The meat-processing industry is always rife with mergers and rumors of potential mergers, but one that could have a long-lasting industry impact took place not between two processors but rather two trade associations. Starting July 1, the North American Meat Processors Association and the National Meat Association will form the North American Meat Association. This merger of two venerable trade groups brings together more than 700 companies and two talented and experienced staffs.

The merger comes at a time when the meat industry has been under near-constant attack from various outside sources, including anti-meat activists, bloggers and the mainstream media. It can be argued that much of the damage the industry has suffered came because the industry did not defend itself from negative press until the damage had been done. Several of the new NAMA officers pointed to the need for a stronger, unified voice for the industry.

“The combined strength of the two healthy, resilient and strong associations comes at a critical time for the industry. We needed to create stronger industry representation on regulatory, scientific and food safety issues, and at the same time provide timely educational programs for our members and the industry as a whole,” says Jeff Saval, president of Deli Brands of America in Baltimore, Md., former NAMP president and incoming NAMA co-chair. “We as an association and industry need to be a proactive voice to consumers, not a reactive voice. We need to demonstrate to consumers what we are doing every day in our facilities to create safe, wholesome food.”

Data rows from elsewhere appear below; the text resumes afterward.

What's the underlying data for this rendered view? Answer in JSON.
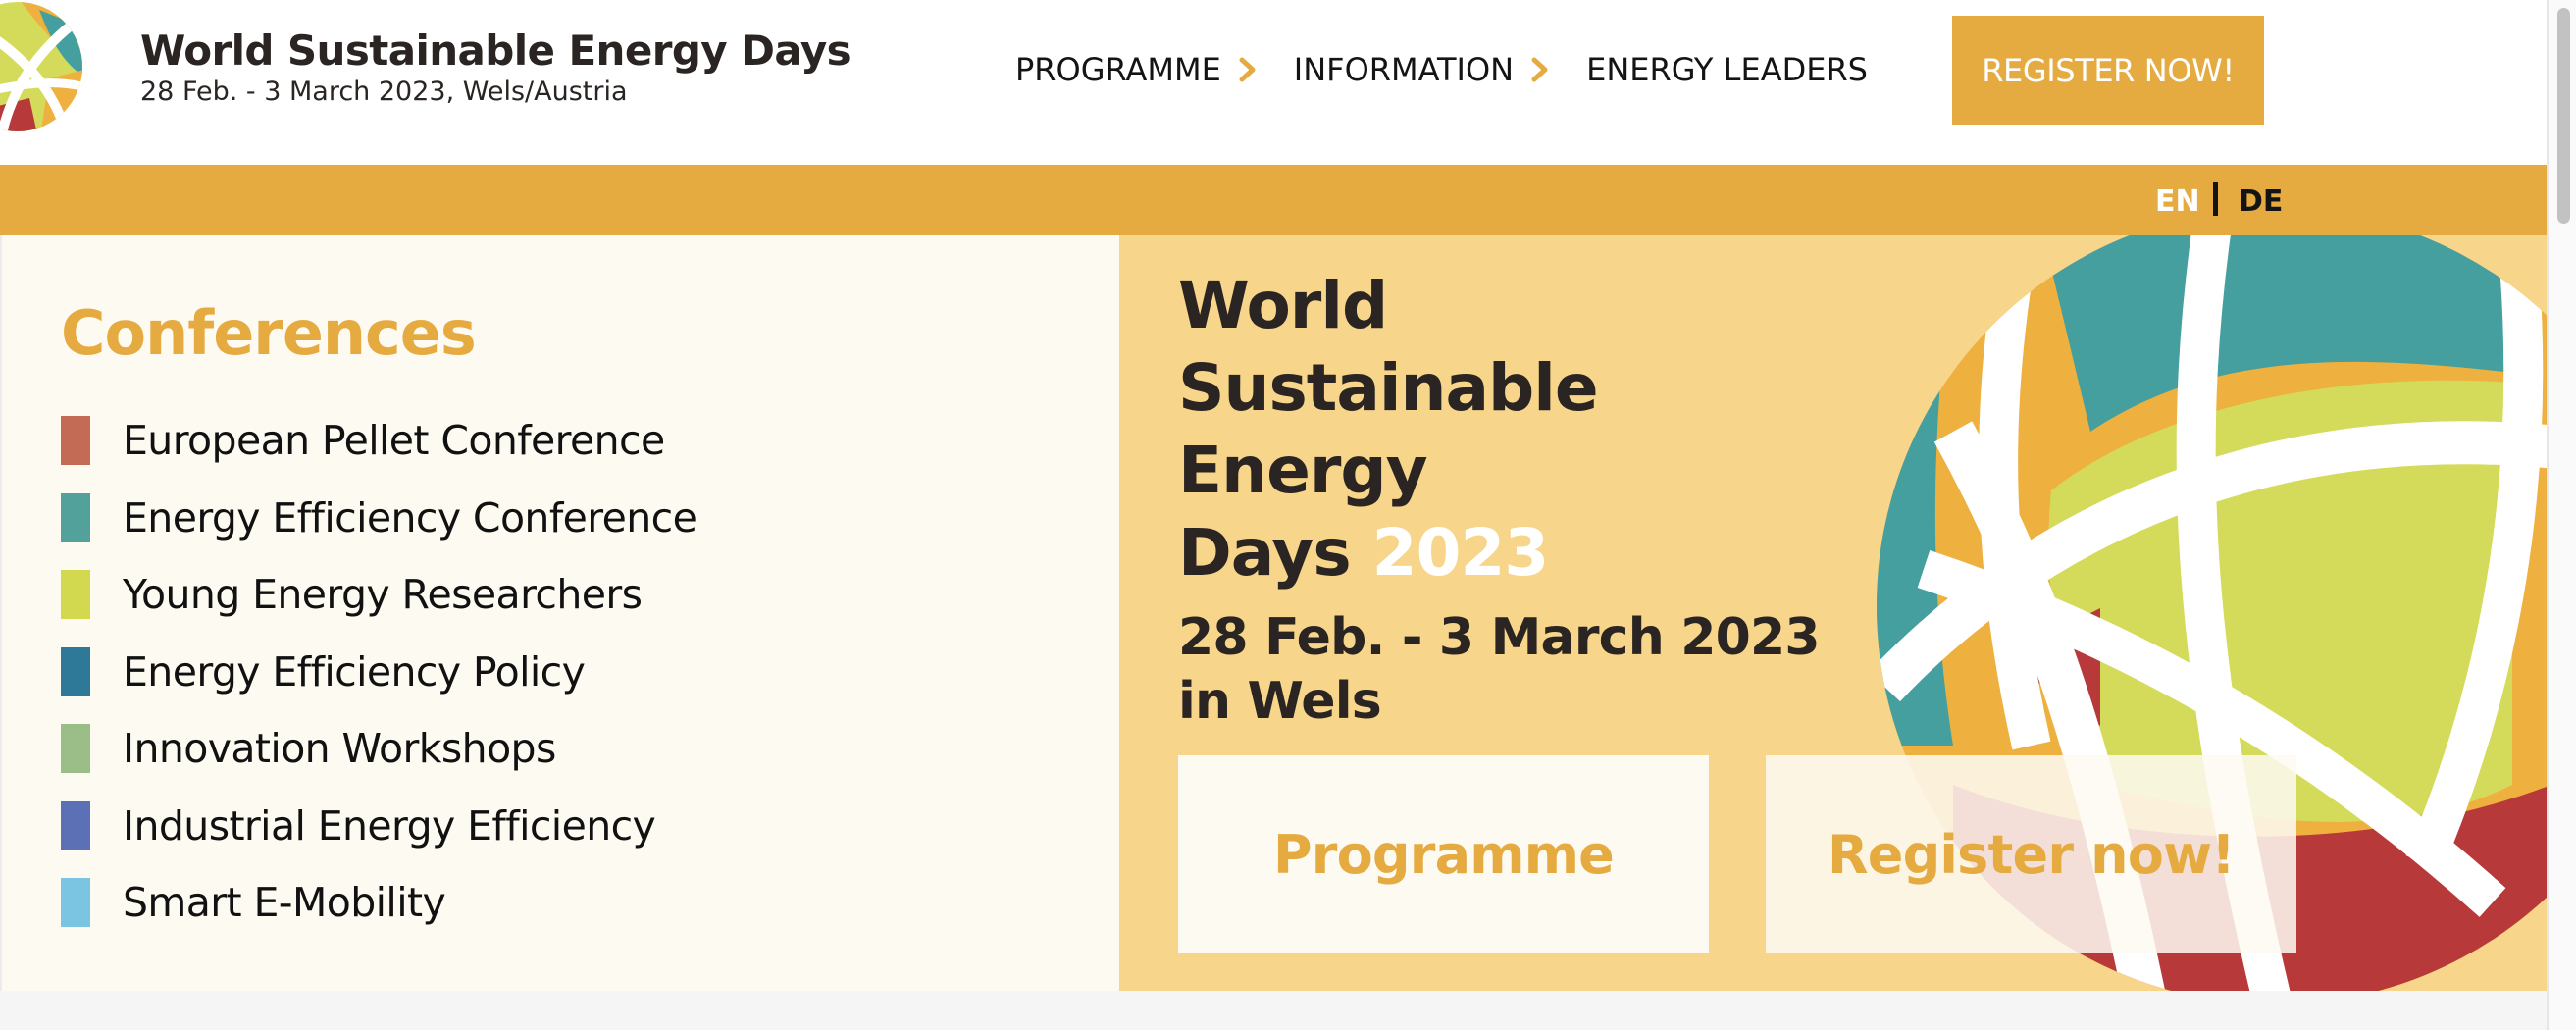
{
  "header": {
    "title": "World Sustainable Energy Days",
    "subtitle": "28 Feb. - 3 March 2023, Wels/Austria",
    "nav": [
      {
        "label": "PROGRAMME",
        "has_chevron": true
      },
      {
        "label": "INFORMATION",
        "has_chevron": true
      },
      {
        "label": "ENERGY LEADERS",
        "has_chevron": false
      }
    ],
    "register_label": "REGISTER NOW!"
  },
  "languages": {
    "active": "EN",
    "other": "DE"
  },
  "conferences": {
    "heading": "Conferences",
    "items": [
      {
        "label": "European Pellet Conference",
        "color": "#c46b56"
      },
      {
        "label": "Energy Efficiency Conference",
        "color": "#52a19b"
      },
      {
        "label": "Young Energy Researchers",
        "color": "#d3d94e"
      },
      {
        "label": "Energy Efficiency Policy",
        "color": "#2f7998"
      },
      {
        "label": "Innovation Workshops",
        "color": "#9bbd88"
      },
      {
        "label": "Industrial Energy Efficiency",
        "color": "#5c70b5"
      },
      {
        "label": "Smart E-Mobility",
        "color": "#7bc4e2"
      }
    ]
  },
  "hero": {
    "title_lines": [
      "World",
      "Sustainable",
      "Energy",
      "Days"
    ],
    "title_year": "2023",
    "dates_line1": "28 Feb. - 3 March 2023",
    "dates_line2": "in Wels",
    "programme_button": "Programme",
    "register_button": "Register now!"
  },
  "colors": {
    "accent": "#e5ab41",
    "hero_bg": "#f7d58b",
    "panel_bg": "#fdfaf2",
    "globe_teal": "#469f9f",
    "globe_orange": "#eeb03f",
    "globe_green": "#d4db5a",
    "globe_red": "#b8393a"
  }
}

Gary Malenke, president of Natural Food Holdings in Sioux City, Iowa, and a former member of both associations, points out that the association benefits from having member companies across the United States, Canada and Mexico, particularly as the dependence on imports and exports of protein products continues to increase.

“The creation of NAMA will be an opportunity to further this movement for the benefit of buyers and sellers across North America,” he says. “The industry recognizes there are cuts that carry more value in different geographies. One example is pork back-ribs, which have traditionally sold at higher values in the U.S. vs. Mexico, giving incentive to Mexican sellers of this product to ship to the U.S.

“The regulation of federal meat inspection varies between Canada, Mexico and the U.S. NAMA will be positioned to influence the continuity of regulatory application for the benefit of the membership,” he adds.


Joined at the hip

The two groups first raised the issue of a merger in May, 2011. The decision was made official nine months later in February, 2012. In between were numerous leadership meetings, two major Board meetings on both sides and constant communication with members. Both associations put the matter to a vote by the member companies, and in both cases, the approval for consolidation was nearly unanimous.

“It was a wonderful experience working with the NAMP team – it was a pilot for how the two groups will work together going forward,” says Larry Vad, president of Ideal Meat & Provisions in Northridge, Calif. Vad is the former president of NMA and will be the incoming NAMA co-chair with Saval. “I could not have asked for a nicer group of people with which to work. Any bump in the road we dealt with together as a team.”

Bobby Hatoff, chairman of Chicago-based Allen Brothers Inc. and incoming NAMA immediate past chairman, was a member of both organizations and credits the leadership of the two groups for helping make the transition a smooth one.

“The leadership of NMA and NAMP were extremely cooperative, and that includes NMA CEO Barry Carpenter and NAMP Executive Director Phil Kimball,” he says “Both made a positive impact in bringing issues to the attention of the leadership of the two organizations.”

Kimball notes that the associations had a long history of partnership prior to the merger.

“Barry and I have worked together for years now, and the NAMP and NMA staffs have worked together on regulatory issues, on co-sponsoring food safety events, on any number of fronts. 

Each association has complementary strengths which, when combined, make NAMA the premier place for meat companies to go for help,” he says.


NAMA moving forward

NAMA promises to offer the best from the former associations. NMA has had a strong regulatory and legislative representation at USDA and on Capitol Hill, and it has focused on 24/7 regulatory assistance for in-plant problems. Along with its regulatory assistance, NAMP has focused on food safety and culinary education for the industry, with its numerous conferences, educational programs and the Meat Buyer's Guide.

“The number one benefit of the consolidation is the exponential power we have to support the meat industry, with the synergies by bringing together two great staffs and programs,” says Carpenter. “This gives us the ability to give more assistance to more members on in-plant issues.”

Industry events like NMA's MEATEXPO and NAMP's Center of the Plate Training will continue in NAMA. The leadership of the two organizations have merged together creating co-officers to help oversee the transition. Tbe co-presidents will be Mike Satzow, president of North Country Smokehouse in Claremont, N.H., and Marty Evanson, president of Jobbers Meat Packing in Los Angeles.

“As incoming co-president with Mike, I couldn't ask for a better partner in our new organization,” says Evanson. “This is exciting times for the North American Meat Association with a number of issues and agendas to accomplish.”

“It is exciting that NAMA is a North American association, with members in Canada and Mexico,” adds Satzow.  “All of us have the same problems and we’re looking for the same solutions – which is the best common denominator there is.”

The first NAMA event will be the Outlook Conference, scheduled for October 25-28, 2012, at the J.W. Marriott Hill Country in San Antonio, Texas.